What the task asks:
Set down all the entries again, word for word.

Exercise data:

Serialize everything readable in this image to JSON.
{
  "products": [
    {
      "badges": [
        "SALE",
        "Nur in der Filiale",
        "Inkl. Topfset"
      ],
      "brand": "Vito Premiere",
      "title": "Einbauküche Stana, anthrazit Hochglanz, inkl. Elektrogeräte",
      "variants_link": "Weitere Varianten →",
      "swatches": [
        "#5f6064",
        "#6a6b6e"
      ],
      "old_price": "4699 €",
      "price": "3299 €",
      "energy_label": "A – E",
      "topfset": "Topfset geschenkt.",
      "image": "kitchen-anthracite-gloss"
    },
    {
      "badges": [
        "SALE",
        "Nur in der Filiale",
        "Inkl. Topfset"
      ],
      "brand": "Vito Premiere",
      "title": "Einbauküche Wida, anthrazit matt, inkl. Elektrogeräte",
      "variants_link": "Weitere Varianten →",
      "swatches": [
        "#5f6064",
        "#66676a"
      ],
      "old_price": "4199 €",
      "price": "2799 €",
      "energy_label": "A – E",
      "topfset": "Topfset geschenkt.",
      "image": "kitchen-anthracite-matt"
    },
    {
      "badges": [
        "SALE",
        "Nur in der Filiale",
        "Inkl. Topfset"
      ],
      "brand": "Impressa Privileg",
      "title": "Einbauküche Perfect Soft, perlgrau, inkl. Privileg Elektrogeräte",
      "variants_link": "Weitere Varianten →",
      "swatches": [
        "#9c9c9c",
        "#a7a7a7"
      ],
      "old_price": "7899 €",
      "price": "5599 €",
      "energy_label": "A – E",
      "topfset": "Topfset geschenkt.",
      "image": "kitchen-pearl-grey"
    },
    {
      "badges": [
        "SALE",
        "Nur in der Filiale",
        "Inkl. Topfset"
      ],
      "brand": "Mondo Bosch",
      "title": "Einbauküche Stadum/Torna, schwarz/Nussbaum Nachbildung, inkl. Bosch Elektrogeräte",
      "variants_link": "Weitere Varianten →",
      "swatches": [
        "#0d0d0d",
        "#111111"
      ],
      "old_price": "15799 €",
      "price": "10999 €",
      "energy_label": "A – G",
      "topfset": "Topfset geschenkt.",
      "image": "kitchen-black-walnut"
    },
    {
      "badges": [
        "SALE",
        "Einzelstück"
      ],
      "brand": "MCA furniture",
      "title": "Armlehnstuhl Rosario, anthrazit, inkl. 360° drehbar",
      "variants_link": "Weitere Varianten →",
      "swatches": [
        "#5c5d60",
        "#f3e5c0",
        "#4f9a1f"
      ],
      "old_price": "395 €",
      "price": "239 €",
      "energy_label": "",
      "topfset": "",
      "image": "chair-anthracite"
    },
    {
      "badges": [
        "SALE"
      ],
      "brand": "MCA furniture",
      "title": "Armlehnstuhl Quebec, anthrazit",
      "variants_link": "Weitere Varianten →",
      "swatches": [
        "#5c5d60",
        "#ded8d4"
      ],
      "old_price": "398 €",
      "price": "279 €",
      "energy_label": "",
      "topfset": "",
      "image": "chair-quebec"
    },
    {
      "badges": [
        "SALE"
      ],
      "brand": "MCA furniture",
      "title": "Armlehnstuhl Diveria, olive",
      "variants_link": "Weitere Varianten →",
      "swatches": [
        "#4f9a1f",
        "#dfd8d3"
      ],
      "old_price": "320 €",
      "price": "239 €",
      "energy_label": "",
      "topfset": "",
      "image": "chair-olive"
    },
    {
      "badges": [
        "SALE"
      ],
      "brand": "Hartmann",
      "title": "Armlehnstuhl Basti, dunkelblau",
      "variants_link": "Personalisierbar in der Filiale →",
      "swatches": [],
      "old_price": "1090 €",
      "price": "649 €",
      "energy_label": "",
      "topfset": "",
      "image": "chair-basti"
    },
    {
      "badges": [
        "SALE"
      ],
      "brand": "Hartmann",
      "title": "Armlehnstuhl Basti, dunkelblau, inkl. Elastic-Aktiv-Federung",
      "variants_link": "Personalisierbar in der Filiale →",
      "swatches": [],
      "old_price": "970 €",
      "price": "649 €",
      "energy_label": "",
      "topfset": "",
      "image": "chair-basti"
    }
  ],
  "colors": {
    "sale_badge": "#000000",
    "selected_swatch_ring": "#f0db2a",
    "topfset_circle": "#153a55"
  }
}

Solution below:
Serialize everything readable in this image to JSON.
{
  "products": [
    {
      "badges": [
        "SALE",
        "Nur in der Filiale",
        "Inkl. Topfset"
      ],
      "brand": "Vito Premiere",
      "title": "Einbauküche Stana, anthrazit Hochglanz, inkl. Elektrogeräte",
      "variants_link": "Weitere Varianten →",
      "swatches": [
        "#5f6064",
        "#6a6b6e"
      ],
      "old_price": "4699 €",
      "price": "3299 €",
      "energy_label": "A – E",
      "topfset": "Topfset geschenkt.",
      "image": "kitchen-anthracite-gloss"
    },
    {
      "badges": [
        "SALE",
        "Nur in der Filiale",
        "Inkl. Topfset"
      ],
      "brand": "Vito Premiere",
      "title": "Einbauküche Wida, anthrazit matt, inkl. Elektrogeräte",
      "variants_link": "Weitere Varianten →",
      "swatches": [
        "#5f6064",
        "#66676a"
      ],
      "old_price": "4199 €",
      "price": "2799 €",
      "energy_label": "A – E",
      "topfset": "Topfset geschenkt.",
      "image": "kitchen-anthracite-matt"
    },
    {
      "badges": [
        "SALE",
        "Nur in der Filiale",
        "Inkl. Topfset"
      ],
      "brand": "Impressa Privileg",
      "title": "Einbauküche Perfect Soft, perlgrau, inkl. Privileg Elektrogeräte",
      "variants_link": "Weitere Varianten →",
      "swatches": [
        "#9c9c9c",
        "#a7a7a7"
      ],
      "old_price": "7899 €",
      "price": "5599 €",
      "energy_label": "A – E",
      "topfset": "Topfset geschenkt.",
      "image": "kitchen-pearl-grey"
    },
    {
      "badges": [
        "SALE",
        "Nur in der Filiale",
        "Inkl. Topfset"
      ],
      "brand": "Mondo Bosch",
      "title": "Einbauküche Stadum/Torna, schwarz/Nussbaum Nachbildung, inkl. Bosch Elektrogeräte",
      "variants_link": "Weitere Varianten →",
      "swatches": [
        "#0d0d0d",
        "#111111"
      ],
      "old_price": "15799 €",
      "price": "10999 €",
      "energy_label": "A – G",
      "topfset": "Topfset geschenkt.",
      "image": "kitchen-black-walnut"
    },
    {
      "badges": [
        "SALE",
        "Einzelstück"
      ],
      "brand": "MCA furniture",
      "title": "Armlehnstuhl Rosario, anthrazit, inkl. 360° drehbar",
      "variants_link": "Weitere Varianten →",
      "swatches": [
        "#5c5d60",
        "#f3e5c0",
        "#4f9a1f"
      ],
      "old_price": "395 €",
      "price": "239 €",
      "energy_label": "",
      "topfset": "",
      "image": "chair-anthracite"
    },
    {
      "badges": [
        "SALE"
      ],
      "brand": "MCA furniture",
      "title": "Armlehnstuhl Quebec, anthrazit",
      "variants_link": "Weitere Varianten →",
      "swatches": [
        "#5c5d60",
        "#ded8d4"
      ],
      "old_price": "398 €",
      "price": "279 €",
      "energy_label": "",
      "topfset": "",
      "image": "chair-quebec"
    },
    {
      "badges": [
        "SALE"
      ],
      "brand": "MCA furniture",
      "title": "Armlehnstuhl Diveria, olive",
      "variants_link": "Weitere Varianten →",
      "swatches": [
        "#4f9a1f",
        "#dfd8d3"
      ],
      "old_price": "320 €",
      "price": "239 €",
      "energy_label": "",
      "topfset": "",
      "image": "chair-olive"
    },
    {
      "badges": [
        "SALE"
      ],
      "brand": "Hartmann",
      "title": "Armlehnstuhl Basti, dunkelblau",
      "variants_link": "Personalisierbar in der Filiale →",
      "swatches": [],
      "old_price": "1090 €",
      "price": "649 €",
      "energy_label": "",
      "topfset": "",
      "image": "chair-basti"
    },
    {
      "badges": [
        "SALE"
      ],
      "brand": "Hartmann",
      "title": "Armlehnstuhl Basti, dunkelblau, inkl. Elastic-Aktiv-Federung",
      "variants_link": "Personalisierbar in der Filiale →",
      "swatches": [],
      "old_price": "970 €",
      "price": "649 €",
      "energy_label": "",
      "topfset": "",
      "image": "chair-basti"
    }
  ],
  "colors": {
    "sale_badge": "#000000",
    "selected_swatch_ring": "#f0db2a",
    "topfset_circle": "#153a55"
  }
}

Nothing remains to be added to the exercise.